··· Provided information

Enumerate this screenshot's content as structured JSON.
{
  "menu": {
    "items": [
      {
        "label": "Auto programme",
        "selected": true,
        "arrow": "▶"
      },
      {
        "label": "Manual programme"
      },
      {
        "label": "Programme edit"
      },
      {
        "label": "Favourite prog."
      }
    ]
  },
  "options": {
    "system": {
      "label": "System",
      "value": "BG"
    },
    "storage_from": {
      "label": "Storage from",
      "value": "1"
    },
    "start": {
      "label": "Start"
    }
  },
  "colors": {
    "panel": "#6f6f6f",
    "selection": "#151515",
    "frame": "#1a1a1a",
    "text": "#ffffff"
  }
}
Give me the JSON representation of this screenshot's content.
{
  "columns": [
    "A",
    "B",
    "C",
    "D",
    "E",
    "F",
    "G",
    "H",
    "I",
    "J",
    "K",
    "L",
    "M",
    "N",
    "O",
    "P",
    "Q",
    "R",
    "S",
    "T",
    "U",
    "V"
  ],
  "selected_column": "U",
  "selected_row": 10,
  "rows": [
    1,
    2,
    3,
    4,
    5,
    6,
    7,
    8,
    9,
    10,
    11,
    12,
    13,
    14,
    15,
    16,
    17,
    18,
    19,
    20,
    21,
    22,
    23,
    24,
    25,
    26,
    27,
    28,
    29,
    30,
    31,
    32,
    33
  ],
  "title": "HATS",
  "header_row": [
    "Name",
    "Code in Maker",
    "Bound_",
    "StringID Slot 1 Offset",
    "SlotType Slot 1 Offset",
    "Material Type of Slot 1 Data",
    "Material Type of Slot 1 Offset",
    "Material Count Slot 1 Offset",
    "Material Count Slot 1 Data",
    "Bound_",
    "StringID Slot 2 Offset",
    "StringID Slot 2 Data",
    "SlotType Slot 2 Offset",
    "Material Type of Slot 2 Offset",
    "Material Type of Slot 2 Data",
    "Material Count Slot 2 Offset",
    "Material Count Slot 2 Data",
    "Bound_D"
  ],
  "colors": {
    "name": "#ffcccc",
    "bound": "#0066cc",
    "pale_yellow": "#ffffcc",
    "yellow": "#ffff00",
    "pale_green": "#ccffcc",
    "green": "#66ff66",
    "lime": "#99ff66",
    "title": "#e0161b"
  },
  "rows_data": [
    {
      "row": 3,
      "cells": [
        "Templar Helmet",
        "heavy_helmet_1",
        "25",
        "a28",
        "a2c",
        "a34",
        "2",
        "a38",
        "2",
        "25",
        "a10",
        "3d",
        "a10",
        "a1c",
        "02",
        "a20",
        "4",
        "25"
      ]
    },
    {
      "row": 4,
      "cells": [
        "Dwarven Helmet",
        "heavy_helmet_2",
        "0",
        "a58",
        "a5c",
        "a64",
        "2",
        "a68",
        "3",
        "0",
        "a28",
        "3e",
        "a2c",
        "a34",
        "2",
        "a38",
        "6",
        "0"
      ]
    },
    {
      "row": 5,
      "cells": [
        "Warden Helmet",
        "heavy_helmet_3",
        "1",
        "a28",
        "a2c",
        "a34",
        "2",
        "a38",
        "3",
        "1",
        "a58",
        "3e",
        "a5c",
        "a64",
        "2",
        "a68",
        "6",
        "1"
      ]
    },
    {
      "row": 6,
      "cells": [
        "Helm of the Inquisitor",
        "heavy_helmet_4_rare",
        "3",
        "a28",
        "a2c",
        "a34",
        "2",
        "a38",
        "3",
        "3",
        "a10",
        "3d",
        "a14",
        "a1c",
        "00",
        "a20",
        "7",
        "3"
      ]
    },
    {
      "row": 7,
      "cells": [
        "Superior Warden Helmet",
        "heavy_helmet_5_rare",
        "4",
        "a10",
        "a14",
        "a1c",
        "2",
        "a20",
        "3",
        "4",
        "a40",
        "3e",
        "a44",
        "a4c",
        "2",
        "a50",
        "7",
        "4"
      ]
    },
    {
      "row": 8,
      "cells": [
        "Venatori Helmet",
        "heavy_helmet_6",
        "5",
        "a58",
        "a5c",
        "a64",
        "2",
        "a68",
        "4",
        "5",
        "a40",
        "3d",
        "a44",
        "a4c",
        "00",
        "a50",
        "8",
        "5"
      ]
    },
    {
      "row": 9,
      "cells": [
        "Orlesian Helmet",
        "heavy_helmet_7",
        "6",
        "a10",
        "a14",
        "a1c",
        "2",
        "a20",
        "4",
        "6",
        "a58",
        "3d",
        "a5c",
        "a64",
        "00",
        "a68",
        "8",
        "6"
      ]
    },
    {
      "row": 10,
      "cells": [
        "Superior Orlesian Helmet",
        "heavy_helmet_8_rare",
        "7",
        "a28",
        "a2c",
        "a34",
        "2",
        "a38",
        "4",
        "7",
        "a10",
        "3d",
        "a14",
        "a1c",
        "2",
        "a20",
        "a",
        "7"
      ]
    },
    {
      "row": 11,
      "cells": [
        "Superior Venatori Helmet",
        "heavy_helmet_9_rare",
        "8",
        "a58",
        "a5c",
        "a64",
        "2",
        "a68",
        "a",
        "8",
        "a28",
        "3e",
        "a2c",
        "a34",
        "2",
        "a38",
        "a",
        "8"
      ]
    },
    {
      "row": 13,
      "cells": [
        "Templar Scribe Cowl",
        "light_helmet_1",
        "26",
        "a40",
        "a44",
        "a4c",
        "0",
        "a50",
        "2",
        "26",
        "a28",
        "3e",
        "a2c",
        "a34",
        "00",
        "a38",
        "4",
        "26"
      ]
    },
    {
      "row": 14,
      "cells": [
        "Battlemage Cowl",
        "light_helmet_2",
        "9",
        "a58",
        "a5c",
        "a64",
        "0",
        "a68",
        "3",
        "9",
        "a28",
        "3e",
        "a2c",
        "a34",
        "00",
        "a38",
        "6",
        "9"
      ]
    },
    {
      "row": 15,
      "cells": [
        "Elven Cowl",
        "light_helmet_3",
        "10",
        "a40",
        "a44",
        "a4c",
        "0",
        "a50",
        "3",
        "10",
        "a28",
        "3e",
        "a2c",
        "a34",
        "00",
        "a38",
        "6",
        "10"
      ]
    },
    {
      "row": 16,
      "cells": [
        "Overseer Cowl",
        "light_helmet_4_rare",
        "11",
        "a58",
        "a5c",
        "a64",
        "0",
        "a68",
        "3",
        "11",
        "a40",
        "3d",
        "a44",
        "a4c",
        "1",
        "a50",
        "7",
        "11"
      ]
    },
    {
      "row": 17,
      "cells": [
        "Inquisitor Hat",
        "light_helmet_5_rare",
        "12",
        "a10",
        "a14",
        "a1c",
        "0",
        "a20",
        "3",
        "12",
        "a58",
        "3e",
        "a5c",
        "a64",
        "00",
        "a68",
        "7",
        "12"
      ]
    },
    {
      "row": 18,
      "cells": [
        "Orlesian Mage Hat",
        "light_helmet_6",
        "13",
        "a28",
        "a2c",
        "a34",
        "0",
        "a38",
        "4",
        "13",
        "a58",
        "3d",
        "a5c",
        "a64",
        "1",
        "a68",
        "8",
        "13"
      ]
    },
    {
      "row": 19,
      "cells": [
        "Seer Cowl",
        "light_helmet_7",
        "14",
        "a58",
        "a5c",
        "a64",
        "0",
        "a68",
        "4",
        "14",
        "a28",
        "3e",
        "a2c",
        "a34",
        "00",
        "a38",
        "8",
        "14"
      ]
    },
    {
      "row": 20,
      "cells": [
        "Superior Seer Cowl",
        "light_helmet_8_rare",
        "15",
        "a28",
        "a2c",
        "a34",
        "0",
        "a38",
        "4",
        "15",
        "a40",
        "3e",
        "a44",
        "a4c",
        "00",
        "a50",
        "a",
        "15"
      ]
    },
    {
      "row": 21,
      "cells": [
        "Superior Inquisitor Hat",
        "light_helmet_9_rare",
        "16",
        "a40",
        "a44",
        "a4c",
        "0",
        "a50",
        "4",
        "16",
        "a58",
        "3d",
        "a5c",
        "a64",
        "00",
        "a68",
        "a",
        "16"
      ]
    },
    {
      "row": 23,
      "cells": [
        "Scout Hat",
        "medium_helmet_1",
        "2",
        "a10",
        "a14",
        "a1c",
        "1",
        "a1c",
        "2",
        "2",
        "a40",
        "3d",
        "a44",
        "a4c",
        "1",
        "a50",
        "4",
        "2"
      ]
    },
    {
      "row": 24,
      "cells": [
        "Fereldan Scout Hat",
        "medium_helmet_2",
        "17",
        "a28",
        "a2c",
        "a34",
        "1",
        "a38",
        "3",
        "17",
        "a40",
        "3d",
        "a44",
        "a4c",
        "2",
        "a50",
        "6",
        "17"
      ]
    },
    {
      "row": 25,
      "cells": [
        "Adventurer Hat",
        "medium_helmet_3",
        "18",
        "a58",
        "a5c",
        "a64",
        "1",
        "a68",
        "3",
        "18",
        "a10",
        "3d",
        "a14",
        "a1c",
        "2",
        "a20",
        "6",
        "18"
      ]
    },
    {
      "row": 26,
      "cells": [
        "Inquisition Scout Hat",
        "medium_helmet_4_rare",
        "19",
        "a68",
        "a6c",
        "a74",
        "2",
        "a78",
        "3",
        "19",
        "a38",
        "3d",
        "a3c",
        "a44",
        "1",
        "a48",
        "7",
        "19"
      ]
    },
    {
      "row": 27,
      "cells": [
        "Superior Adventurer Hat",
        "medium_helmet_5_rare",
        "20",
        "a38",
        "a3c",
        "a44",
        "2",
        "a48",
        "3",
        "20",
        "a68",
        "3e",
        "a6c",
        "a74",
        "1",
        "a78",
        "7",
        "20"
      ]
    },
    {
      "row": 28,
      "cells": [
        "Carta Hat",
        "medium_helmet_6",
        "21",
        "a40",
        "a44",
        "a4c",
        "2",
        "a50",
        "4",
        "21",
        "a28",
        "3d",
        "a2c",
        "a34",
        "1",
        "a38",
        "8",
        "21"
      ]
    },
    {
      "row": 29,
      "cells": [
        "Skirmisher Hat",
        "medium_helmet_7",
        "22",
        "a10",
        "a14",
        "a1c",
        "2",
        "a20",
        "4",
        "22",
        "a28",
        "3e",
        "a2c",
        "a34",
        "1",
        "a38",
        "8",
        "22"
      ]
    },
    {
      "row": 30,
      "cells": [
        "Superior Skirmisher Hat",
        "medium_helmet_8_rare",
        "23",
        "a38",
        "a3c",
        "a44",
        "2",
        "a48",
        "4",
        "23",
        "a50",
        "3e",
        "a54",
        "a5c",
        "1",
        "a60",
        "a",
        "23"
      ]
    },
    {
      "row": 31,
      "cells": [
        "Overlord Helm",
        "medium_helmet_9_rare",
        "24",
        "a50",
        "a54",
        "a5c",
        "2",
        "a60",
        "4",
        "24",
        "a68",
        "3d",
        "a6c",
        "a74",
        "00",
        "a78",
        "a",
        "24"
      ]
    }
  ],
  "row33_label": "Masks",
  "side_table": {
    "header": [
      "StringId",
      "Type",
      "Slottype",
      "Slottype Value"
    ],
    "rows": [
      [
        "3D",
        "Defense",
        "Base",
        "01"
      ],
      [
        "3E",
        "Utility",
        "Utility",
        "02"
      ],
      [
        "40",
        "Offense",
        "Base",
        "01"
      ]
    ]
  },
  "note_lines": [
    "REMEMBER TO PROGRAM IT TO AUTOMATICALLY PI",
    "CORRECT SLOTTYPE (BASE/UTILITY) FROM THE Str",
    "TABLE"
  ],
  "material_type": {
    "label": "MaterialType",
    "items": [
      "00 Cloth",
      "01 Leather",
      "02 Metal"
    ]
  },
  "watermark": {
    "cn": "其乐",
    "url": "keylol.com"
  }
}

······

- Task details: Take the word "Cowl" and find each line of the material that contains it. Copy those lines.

- Exercise output:
        "Templar Scribe Cowl",
        "Battlemage Cowl",
        "Elven Cowl",
        "Overseer Cowl",
        "Seer Cowl",
        "Superior Seer Cowl",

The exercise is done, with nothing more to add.